## WORK TO BE COMPLETED
Filter the entries beneath this task, copying only the lines that hold the word "JSON".

******

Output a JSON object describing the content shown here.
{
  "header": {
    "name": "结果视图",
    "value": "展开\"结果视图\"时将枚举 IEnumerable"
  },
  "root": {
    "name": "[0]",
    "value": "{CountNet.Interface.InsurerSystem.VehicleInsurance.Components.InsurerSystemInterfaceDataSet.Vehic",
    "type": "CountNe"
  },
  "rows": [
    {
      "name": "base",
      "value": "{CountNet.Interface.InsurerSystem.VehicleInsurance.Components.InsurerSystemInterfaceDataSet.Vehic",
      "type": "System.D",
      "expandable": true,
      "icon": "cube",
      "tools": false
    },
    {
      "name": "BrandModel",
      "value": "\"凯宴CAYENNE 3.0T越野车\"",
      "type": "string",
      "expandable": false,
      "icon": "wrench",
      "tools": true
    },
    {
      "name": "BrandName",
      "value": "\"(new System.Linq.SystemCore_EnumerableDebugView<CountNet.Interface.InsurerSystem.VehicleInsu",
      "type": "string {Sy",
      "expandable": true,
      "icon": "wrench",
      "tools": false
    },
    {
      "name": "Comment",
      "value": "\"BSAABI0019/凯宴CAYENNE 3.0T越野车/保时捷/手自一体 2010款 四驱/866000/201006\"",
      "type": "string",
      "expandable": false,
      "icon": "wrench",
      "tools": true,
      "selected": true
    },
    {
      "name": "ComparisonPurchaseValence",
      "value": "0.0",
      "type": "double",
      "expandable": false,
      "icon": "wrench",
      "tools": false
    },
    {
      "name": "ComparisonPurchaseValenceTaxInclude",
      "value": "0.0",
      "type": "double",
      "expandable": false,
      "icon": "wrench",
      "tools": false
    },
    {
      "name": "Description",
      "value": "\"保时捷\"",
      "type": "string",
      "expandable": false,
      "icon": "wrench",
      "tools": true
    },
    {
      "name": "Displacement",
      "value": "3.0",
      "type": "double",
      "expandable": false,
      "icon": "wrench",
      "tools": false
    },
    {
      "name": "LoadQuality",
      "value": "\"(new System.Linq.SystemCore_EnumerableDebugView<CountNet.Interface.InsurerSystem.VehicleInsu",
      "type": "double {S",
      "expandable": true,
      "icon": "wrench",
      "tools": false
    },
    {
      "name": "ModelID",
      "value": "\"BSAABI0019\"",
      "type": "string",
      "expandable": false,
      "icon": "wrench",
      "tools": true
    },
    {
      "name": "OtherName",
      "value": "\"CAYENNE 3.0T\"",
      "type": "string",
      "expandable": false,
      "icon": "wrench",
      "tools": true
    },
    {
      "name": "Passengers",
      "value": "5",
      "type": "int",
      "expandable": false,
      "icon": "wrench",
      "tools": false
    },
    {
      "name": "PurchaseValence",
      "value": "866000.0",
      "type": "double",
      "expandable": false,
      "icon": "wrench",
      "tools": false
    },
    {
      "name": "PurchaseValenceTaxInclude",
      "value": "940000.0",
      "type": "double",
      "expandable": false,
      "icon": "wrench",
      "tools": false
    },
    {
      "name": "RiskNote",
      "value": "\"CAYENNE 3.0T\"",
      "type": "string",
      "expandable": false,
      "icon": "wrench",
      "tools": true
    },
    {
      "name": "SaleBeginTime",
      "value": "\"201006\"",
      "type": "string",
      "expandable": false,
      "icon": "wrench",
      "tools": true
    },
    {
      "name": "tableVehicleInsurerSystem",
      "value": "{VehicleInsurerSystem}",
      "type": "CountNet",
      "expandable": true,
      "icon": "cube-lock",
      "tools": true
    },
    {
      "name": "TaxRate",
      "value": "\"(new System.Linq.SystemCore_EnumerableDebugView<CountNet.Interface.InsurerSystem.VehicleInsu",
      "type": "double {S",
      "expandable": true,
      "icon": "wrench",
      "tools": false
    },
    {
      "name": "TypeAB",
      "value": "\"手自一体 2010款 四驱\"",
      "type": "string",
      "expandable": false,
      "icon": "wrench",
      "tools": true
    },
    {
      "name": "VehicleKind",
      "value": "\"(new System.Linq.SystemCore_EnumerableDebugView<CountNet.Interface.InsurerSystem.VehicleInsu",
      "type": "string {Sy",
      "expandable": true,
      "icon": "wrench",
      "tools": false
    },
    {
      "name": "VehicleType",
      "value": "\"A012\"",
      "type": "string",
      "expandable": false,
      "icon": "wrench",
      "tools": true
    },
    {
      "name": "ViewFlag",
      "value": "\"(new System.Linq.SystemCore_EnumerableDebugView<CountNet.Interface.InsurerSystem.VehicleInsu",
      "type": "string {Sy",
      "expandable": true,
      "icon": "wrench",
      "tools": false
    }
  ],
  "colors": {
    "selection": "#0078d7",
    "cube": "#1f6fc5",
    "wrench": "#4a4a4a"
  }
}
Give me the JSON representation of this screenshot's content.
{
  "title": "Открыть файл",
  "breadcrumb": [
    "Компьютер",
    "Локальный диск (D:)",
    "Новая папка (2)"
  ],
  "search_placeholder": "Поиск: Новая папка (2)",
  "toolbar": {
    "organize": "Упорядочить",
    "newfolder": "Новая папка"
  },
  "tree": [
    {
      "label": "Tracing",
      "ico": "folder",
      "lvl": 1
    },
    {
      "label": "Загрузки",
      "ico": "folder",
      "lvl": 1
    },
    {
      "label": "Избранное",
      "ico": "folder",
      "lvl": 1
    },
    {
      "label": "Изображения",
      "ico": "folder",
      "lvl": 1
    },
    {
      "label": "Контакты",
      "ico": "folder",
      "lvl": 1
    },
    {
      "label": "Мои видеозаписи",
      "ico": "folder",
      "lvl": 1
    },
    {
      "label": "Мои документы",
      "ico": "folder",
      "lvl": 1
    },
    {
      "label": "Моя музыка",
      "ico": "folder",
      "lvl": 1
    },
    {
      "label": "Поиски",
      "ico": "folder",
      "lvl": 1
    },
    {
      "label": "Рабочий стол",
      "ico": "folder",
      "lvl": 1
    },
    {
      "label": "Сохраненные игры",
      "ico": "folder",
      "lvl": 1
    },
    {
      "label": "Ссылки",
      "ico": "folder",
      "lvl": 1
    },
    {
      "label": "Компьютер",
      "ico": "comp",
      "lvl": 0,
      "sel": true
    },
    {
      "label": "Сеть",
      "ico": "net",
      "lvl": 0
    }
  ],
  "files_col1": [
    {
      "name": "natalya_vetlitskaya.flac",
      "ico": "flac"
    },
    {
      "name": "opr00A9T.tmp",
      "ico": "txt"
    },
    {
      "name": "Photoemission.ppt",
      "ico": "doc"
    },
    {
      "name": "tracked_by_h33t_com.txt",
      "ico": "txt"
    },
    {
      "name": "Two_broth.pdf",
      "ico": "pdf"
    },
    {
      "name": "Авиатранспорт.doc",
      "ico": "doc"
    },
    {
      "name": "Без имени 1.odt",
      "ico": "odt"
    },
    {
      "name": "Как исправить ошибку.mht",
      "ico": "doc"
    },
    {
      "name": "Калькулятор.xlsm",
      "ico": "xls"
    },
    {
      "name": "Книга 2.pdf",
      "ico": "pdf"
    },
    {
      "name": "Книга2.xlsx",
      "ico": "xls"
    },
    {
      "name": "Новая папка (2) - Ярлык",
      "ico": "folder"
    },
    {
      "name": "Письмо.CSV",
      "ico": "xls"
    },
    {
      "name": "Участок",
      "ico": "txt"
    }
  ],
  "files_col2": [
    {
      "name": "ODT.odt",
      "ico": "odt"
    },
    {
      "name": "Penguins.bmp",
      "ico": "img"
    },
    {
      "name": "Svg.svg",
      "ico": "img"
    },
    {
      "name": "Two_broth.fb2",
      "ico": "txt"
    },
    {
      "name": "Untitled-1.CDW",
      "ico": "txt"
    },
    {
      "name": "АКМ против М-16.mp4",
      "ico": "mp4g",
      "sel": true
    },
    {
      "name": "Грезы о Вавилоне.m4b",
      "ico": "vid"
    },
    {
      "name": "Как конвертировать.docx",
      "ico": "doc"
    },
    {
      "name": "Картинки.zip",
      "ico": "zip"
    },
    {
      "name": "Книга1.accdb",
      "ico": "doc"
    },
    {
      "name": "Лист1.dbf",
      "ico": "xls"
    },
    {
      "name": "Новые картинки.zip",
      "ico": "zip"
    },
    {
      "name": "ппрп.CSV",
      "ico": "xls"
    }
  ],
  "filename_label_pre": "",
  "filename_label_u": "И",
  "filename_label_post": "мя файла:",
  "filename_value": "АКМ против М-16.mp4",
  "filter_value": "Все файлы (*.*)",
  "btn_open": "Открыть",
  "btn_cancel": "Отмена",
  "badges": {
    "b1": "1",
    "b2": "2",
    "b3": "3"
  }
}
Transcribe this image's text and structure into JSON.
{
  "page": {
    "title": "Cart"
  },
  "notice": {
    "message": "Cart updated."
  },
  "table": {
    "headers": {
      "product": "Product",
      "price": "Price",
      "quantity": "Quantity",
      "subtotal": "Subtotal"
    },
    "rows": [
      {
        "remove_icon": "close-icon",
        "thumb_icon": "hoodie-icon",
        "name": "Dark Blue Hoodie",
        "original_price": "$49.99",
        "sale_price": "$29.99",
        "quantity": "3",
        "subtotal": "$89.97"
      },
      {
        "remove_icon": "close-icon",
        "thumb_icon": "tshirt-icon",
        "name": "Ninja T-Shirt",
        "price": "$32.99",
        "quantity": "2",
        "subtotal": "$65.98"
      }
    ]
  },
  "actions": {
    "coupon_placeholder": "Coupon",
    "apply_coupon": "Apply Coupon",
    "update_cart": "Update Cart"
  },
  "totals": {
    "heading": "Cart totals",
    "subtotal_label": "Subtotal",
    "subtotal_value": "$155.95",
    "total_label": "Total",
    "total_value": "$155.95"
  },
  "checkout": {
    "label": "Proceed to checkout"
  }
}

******

## RESULT BELOW
Output a JSON object describing the content shown here.
Give me the JSON representation of this screenshot's content.
Transcribe this image's text and structure into JSON.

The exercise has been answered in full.